§ **Page and application data records**:

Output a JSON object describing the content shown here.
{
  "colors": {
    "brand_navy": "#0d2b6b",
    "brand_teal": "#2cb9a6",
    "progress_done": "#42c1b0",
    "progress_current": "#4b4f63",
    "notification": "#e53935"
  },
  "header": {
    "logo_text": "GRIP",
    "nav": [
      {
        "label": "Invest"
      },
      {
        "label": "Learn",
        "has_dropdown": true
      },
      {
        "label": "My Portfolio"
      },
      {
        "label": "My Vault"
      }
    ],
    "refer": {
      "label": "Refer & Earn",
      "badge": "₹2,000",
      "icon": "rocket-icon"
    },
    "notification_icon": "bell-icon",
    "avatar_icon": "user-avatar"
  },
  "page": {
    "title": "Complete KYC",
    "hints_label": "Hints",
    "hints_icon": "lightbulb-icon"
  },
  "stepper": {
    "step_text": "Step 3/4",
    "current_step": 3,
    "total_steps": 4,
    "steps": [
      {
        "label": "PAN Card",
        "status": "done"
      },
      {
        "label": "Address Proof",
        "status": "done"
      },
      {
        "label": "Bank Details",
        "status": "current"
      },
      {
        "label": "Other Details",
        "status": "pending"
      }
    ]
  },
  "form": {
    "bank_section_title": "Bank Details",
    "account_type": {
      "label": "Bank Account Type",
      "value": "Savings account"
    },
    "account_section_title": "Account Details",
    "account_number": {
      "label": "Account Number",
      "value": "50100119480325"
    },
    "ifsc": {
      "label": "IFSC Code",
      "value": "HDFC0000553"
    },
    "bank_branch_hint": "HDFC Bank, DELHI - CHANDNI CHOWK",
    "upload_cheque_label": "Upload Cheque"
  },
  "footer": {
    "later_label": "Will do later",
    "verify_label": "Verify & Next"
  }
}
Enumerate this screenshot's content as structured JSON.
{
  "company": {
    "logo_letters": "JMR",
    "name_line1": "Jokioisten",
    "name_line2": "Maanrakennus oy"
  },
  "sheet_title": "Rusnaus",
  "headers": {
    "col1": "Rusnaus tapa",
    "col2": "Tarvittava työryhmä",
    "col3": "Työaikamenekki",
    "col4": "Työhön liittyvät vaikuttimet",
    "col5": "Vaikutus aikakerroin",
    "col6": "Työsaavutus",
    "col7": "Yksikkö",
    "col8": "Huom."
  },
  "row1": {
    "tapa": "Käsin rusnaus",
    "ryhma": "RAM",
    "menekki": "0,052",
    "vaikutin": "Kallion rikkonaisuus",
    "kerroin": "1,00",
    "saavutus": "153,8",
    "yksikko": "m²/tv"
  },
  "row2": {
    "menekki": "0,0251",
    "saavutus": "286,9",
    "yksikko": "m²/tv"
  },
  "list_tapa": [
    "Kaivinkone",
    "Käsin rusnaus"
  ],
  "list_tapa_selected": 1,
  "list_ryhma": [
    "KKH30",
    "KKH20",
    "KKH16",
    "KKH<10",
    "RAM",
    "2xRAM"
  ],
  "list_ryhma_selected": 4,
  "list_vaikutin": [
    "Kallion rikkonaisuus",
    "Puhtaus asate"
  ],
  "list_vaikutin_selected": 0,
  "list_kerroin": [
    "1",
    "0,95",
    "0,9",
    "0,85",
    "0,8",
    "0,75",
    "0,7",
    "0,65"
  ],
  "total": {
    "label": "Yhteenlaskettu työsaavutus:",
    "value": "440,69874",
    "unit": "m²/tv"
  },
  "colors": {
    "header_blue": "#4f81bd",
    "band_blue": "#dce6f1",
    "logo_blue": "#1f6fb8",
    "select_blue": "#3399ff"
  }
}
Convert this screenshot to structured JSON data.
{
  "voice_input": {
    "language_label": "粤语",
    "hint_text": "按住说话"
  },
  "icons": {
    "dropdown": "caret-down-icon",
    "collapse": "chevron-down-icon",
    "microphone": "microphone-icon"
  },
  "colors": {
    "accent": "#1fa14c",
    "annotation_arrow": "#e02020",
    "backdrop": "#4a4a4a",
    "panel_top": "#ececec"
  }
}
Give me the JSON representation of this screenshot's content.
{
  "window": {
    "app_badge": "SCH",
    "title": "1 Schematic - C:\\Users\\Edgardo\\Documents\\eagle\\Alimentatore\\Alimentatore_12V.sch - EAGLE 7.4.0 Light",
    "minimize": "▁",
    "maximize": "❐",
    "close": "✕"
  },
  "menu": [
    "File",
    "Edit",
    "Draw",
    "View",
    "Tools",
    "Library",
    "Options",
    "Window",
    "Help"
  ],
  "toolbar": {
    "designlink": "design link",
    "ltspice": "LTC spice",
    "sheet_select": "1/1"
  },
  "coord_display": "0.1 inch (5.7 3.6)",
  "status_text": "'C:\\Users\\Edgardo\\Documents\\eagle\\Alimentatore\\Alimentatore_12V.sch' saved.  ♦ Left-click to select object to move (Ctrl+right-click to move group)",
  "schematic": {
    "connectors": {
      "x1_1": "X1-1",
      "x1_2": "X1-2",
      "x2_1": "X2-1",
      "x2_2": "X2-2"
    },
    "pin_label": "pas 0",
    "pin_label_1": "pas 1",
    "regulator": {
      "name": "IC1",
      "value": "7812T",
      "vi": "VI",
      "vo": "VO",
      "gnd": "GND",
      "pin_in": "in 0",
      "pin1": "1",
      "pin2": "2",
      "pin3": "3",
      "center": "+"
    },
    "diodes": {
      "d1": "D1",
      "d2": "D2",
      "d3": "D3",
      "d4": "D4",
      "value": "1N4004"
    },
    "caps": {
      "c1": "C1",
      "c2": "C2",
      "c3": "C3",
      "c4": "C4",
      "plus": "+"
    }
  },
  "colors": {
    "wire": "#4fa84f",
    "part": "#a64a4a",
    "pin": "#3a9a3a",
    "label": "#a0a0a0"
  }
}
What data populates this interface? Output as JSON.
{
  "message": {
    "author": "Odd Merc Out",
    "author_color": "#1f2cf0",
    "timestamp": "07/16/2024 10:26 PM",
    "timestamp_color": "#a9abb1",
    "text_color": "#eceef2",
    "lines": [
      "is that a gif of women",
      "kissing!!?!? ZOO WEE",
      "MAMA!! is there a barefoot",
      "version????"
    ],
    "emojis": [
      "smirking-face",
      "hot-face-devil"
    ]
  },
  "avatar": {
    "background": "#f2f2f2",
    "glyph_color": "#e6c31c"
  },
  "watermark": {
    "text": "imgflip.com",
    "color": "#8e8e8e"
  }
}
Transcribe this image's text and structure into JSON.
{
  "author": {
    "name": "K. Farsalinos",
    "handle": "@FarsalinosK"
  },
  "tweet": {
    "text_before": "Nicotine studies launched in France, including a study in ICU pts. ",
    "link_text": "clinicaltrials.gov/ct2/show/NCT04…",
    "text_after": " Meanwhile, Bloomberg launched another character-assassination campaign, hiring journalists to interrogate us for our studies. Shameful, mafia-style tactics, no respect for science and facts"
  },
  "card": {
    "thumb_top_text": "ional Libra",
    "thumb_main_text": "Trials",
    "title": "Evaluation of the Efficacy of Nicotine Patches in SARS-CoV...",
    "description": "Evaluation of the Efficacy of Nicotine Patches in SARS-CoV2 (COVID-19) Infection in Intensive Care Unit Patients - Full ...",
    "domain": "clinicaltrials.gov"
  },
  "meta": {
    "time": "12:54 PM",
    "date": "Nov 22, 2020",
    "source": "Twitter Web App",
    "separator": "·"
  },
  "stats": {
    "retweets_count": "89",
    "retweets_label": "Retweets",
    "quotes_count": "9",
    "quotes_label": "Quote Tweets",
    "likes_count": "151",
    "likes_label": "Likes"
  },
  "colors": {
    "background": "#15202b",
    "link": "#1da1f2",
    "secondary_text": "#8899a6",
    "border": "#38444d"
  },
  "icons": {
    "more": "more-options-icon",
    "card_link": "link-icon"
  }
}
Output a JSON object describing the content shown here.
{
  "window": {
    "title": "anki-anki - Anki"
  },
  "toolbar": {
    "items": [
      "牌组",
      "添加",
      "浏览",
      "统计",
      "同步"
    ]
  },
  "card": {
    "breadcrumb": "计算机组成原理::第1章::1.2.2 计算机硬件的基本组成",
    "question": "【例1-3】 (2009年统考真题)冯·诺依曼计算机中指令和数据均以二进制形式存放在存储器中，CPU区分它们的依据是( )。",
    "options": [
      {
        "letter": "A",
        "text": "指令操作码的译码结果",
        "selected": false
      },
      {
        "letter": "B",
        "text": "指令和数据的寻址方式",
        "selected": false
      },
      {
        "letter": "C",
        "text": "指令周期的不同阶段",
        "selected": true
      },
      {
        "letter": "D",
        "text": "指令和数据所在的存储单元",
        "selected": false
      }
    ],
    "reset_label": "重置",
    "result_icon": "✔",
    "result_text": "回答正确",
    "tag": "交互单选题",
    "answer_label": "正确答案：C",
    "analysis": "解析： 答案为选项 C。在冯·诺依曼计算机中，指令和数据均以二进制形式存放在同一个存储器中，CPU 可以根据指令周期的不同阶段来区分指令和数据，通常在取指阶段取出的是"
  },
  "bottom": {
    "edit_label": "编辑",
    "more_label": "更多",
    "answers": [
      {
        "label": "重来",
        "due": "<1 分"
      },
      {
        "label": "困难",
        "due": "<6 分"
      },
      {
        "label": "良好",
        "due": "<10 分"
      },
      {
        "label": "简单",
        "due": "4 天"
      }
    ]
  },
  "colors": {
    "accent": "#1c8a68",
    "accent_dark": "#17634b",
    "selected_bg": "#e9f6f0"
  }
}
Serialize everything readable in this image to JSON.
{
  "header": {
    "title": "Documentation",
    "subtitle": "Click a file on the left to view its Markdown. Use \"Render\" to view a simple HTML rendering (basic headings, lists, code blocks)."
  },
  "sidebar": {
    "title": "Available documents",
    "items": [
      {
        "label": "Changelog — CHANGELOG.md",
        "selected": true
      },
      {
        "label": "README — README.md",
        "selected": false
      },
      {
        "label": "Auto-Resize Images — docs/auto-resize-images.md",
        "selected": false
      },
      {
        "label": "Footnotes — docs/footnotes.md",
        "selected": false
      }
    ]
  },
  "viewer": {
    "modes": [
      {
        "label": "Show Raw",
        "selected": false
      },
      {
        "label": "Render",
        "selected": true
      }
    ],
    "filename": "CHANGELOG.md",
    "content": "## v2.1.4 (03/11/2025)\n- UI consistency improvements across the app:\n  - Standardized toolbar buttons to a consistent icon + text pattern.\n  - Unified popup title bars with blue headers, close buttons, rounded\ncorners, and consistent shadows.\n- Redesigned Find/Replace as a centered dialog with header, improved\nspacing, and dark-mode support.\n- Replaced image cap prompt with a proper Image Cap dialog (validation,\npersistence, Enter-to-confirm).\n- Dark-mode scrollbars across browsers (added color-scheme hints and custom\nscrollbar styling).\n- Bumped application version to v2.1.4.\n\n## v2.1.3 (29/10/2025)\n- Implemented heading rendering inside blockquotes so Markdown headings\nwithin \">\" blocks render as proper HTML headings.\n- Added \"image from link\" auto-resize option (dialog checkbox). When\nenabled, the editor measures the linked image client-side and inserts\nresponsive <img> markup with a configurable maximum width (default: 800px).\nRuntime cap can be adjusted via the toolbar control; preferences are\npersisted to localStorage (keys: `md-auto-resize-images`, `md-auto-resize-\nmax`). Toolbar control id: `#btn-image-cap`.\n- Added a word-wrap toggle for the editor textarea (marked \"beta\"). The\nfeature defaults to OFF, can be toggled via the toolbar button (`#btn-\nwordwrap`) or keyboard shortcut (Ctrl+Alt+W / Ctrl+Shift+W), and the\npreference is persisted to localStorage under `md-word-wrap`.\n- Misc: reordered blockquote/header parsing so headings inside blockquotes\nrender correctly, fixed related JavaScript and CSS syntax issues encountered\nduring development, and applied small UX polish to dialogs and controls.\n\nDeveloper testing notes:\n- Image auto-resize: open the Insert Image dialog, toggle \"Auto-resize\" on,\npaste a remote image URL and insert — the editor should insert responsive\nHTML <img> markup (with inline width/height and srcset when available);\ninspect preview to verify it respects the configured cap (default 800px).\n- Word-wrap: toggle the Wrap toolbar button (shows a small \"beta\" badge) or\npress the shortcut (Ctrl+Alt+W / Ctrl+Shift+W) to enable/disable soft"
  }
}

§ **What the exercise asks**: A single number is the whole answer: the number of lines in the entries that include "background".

§ **Solved problem**: 2